Today’s blog is by Cabinet lead for Transport, Energy and a Green New Deal Cllr Kye Dudd.
Many of us will have got out of bed today, got dressed, unlocked our bikes and cycled in to work, unaware that it is Cycle to Work day. It’s the UK’s biggest cycle commuting event – although this year’s event is open to anyone cycling anywhere!
Cycling is a popular way to get around in Bristol. 28% of Bristol residents cycle at least once a week, and 14% travel by bike five or more days within the city. We were the first Cycling City in the UK, and we have 12 miles of segregated cycle track in the city. Routes like the Bristol-Bath Railway path are popular commuting corridors with their own ‘rush hours’ as people cycle and walk to and from work.
But we know that there is more to do. Almost a quarter of residents that we’ve surveyed indicated that they don’t cycle, but would like to.
That’s why we’ve developed more cycling routes across Bristol to encourage more people to travel by bike where they can. We’ve upgraded the Filwood Greenway, a 2.6 mile route that connects South Bristol to the City Centre. We’ve seen the benefits of this investment, as cycling rates on the route almost doubled between July 2017 and July 2019.

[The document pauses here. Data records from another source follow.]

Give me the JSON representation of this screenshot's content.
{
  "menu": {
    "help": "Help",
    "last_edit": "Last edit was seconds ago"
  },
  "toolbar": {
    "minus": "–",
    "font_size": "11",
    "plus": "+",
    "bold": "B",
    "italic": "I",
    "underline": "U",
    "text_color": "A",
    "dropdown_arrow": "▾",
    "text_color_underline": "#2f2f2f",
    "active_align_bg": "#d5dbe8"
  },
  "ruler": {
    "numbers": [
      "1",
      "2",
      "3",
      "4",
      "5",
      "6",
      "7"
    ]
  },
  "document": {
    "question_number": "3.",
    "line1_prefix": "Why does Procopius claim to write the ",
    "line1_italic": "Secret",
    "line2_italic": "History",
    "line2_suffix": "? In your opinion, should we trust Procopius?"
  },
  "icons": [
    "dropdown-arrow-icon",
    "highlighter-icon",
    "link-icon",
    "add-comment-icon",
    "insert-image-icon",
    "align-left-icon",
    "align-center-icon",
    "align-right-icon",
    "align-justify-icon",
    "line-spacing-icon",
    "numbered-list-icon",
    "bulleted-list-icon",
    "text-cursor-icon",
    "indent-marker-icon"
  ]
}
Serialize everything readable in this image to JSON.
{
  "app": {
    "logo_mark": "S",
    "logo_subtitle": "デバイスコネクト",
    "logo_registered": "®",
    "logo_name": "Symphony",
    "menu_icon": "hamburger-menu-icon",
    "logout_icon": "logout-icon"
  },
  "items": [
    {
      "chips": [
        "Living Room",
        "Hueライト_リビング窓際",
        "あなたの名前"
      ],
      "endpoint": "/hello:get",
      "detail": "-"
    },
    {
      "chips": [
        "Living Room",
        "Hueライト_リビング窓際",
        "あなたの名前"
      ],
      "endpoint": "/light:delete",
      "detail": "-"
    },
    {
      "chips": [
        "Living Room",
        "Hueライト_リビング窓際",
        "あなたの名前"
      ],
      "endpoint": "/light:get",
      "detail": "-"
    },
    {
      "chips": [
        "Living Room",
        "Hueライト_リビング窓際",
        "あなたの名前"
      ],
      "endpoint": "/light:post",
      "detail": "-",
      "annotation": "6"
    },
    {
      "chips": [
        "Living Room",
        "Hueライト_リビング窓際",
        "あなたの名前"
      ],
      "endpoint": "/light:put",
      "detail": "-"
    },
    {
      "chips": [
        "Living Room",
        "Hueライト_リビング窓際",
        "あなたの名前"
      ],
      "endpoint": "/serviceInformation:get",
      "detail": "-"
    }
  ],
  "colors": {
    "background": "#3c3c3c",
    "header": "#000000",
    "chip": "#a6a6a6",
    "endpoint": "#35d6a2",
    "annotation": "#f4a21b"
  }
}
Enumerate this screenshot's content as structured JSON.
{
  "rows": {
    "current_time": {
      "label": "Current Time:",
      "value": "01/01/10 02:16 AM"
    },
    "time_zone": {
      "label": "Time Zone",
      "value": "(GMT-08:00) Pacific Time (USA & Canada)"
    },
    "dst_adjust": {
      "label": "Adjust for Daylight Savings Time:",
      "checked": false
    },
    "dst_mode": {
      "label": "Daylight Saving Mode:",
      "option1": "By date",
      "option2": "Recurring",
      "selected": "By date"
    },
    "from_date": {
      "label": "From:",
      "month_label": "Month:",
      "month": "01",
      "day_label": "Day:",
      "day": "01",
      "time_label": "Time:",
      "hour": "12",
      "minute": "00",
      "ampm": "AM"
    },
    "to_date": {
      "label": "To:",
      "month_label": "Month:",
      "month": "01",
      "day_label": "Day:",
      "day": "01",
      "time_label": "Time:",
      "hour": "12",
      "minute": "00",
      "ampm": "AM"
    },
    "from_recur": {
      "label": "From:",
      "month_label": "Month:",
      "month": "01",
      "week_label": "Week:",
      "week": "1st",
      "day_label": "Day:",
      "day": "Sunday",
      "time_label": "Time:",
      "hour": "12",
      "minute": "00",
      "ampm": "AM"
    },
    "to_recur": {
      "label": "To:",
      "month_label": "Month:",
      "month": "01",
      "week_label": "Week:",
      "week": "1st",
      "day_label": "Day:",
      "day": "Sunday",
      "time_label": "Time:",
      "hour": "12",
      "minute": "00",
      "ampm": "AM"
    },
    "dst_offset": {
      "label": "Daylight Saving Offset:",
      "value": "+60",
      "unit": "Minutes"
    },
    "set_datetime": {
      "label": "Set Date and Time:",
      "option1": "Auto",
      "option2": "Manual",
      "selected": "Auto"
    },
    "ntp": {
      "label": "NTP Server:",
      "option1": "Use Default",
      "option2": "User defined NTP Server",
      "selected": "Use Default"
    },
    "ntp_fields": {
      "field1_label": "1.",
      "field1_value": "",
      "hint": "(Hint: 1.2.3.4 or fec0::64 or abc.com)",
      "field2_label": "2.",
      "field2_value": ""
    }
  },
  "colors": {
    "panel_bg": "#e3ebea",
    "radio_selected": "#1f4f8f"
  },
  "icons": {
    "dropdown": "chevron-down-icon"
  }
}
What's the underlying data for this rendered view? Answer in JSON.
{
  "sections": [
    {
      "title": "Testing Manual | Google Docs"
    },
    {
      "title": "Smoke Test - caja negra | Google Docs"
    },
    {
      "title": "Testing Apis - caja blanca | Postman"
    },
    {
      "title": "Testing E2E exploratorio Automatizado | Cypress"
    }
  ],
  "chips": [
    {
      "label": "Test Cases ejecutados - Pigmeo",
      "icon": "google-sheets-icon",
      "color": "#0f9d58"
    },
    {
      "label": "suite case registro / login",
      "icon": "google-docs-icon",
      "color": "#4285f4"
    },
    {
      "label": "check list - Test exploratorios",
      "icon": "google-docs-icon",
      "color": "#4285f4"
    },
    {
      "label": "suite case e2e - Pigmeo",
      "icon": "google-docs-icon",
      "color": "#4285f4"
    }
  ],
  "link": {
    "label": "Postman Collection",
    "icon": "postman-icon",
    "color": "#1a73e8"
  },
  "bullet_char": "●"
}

Coronavirus has encouraged us all to think afresh about the way we allocate space in our city. We know that in parts of the city, the need to keep two metre distance is difficult to maintain on pavements and cycle lanes that were built a long time ago.
In this challenge, however, there is considerable opportunity. We have installed new bike lanes in the city centre along Park Row, Upper Maudlin Street and Marlborough Street, with cyclists protected from other road traffic by temporary bollards. The long-term ambition is to make the new road layouts permanent, as part of the transformation of Bristol’s transport network, creating cleaner air and better bus, walking and cycling journeys, alongside ongoing plans for a mass transit public transport system. You can give us feedback on the changes here.
We know we need to keep being ambitious if we want to make cycling accessible. We’ve worked with our neighbouring local authorities to develop the Local Cycling and Walking Infrastructure Plan, where we will collectively deliver investment of £411m by 2036 which will create up to 55 continuous cycle routes, forming a West of England-wide cycle network.
There is help and advice available at the Better By Bike scheme, including handy tips, maps and a free loan bike scheme for you to give cycling a try before investing in a bike of your own.